Copy out all lines from the material that contain the string "delta".

--------------------

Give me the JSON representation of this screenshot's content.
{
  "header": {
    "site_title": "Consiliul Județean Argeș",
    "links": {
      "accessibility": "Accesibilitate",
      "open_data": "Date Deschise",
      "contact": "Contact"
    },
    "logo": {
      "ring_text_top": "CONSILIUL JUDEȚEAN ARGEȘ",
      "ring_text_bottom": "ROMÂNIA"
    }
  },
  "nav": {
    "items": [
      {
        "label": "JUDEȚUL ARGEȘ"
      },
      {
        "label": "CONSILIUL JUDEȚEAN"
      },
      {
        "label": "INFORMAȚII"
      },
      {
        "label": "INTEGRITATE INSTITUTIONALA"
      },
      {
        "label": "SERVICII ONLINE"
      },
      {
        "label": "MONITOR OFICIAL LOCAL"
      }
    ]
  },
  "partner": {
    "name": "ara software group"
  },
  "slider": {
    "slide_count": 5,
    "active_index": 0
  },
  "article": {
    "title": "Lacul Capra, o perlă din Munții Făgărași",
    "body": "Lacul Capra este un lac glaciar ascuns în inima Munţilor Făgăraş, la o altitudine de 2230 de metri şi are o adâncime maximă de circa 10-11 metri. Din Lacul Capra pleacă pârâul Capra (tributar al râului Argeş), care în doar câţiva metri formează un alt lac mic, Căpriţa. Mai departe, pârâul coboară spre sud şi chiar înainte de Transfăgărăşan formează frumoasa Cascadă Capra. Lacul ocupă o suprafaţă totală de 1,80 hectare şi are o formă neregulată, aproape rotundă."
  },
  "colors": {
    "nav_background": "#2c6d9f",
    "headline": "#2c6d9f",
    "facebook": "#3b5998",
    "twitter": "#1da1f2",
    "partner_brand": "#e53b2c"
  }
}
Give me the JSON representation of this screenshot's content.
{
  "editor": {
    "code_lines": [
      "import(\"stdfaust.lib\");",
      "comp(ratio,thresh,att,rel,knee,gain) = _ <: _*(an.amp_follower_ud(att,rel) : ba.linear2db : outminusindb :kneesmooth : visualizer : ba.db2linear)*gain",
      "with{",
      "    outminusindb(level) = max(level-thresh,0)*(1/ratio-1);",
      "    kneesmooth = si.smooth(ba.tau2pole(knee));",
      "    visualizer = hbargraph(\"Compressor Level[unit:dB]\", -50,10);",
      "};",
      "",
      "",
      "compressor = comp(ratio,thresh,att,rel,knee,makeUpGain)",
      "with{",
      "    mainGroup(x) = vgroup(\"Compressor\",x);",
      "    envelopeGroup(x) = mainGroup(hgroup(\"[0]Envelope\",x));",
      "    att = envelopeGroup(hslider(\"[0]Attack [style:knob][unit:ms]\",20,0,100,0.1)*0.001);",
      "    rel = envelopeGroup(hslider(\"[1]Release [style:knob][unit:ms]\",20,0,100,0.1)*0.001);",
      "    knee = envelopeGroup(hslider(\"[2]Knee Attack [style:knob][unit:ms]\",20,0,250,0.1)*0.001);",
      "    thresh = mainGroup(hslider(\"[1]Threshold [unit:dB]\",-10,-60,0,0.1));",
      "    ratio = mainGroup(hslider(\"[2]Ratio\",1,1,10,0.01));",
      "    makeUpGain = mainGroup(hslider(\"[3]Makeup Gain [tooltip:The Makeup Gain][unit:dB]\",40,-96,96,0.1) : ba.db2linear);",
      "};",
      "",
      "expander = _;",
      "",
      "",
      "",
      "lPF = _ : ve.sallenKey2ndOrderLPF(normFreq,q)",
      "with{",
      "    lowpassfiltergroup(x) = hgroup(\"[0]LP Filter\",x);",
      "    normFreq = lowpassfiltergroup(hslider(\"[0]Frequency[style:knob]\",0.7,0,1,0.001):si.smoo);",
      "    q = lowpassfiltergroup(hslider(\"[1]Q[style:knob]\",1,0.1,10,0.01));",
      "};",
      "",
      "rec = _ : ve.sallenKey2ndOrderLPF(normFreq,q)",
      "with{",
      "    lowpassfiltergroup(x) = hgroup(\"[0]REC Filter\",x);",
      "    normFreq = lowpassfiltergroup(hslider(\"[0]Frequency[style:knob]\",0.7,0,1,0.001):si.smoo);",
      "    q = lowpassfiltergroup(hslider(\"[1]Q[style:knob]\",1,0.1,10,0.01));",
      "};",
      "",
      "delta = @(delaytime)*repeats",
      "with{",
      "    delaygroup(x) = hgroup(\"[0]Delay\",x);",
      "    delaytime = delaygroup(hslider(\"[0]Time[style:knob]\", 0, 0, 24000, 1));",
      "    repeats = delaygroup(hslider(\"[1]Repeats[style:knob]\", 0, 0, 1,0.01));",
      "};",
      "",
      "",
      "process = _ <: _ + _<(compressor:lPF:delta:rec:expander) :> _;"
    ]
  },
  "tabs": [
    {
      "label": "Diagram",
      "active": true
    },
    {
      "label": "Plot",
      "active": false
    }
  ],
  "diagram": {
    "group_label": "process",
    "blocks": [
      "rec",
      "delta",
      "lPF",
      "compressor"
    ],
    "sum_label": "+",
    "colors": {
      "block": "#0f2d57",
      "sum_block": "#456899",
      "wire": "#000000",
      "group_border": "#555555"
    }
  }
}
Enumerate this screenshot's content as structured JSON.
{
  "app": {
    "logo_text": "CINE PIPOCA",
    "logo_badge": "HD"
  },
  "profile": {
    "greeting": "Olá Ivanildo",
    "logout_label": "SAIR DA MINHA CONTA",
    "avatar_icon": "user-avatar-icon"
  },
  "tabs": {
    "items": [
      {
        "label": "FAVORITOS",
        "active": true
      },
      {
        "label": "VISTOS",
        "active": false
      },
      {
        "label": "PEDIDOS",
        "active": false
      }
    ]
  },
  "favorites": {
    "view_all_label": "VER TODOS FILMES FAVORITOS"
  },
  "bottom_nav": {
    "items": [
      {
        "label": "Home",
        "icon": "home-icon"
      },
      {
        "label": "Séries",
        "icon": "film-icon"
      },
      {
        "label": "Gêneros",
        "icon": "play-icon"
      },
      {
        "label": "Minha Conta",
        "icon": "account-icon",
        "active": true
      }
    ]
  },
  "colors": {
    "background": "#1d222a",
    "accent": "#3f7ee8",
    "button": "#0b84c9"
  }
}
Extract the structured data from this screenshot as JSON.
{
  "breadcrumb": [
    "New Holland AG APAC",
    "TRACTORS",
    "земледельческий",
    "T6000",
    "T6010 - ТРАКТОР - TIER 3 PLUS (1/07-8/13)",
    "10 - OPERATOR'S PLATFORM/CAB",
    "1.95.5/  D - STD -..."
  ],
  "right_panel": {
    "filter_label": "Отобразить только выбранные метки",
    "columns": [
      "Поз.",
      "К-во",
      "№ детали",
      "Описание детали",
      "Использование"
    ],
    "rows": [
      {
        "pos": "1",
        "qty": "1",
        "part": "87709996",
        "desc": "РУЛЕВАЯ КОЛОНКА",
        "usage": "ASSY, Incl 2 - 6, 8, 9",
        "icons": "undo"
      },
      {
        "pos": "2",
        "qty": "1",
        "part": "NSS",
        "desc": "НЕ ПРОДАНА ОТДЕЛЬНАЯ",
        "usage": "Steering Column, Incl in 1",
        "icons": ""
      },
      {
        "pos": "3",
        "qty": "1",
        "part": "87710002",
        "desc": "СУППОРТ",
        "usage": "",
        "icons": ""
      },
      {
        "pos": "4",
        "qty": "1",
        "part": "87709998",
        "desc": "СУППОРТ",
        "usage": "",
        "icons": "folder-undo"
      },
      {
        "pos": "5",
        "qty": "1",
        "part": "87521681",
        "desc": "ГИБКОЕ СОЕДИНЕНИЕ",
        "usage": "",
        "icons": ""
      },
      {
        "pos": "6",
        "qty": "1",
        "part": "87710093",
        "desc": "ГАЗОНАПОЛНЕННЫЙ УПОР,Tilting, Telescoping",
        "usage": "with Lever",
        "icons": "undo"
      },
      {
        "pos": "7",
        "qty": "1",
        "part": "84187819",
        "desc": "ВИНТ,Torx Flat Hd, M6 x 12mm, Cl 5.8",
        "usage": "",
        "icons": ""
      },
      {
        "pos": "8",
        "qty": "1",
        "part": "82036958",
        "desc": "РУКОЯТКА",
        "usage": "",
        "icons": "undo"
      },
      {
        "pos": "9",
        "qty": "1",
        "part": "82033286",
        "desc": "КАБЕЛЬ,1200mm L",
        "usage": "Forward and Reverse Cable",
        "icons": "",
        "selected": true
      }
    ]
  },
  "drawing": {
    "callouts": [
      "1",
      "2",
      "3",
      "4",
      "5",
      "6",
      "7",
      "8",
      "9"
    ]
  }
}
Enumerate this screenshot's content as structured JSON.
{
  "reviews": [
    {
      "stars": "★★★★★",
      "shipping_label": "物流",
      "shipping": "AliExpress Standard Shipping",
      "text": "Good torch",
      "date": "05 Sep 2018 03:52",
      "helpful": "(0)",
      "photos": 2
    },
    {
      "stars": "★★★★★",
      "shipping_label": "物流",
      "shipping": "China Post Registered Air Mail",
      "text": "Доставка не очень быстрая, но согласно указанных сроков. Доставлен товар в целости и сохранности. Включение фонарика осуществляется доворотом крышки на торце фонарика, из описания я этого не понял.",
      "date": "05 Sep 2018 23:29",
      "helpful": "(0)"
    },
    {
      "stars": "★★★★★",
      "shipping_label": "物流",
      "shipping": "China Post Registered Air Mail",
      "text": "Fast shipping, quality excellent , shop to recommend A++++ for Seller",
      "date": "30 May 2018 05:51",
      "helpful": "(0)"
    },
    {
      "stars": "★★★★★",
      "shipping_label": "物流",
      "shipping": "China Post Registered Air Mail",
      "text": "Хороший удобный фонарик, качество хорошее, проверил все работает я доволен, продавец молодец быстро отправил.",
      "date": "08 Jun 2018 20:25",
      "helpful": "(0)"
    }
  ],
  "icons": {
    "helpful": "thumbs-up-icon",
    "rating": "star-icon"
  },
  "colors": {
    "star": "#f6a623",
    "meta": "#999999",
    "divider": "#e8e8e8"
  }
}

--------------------

Expected output:
      "delta = @(delaytime)*repeats",
      "process = _ <: _ + _<(compressor:lPF:delta:rec:expander) :> _;"
      "delta",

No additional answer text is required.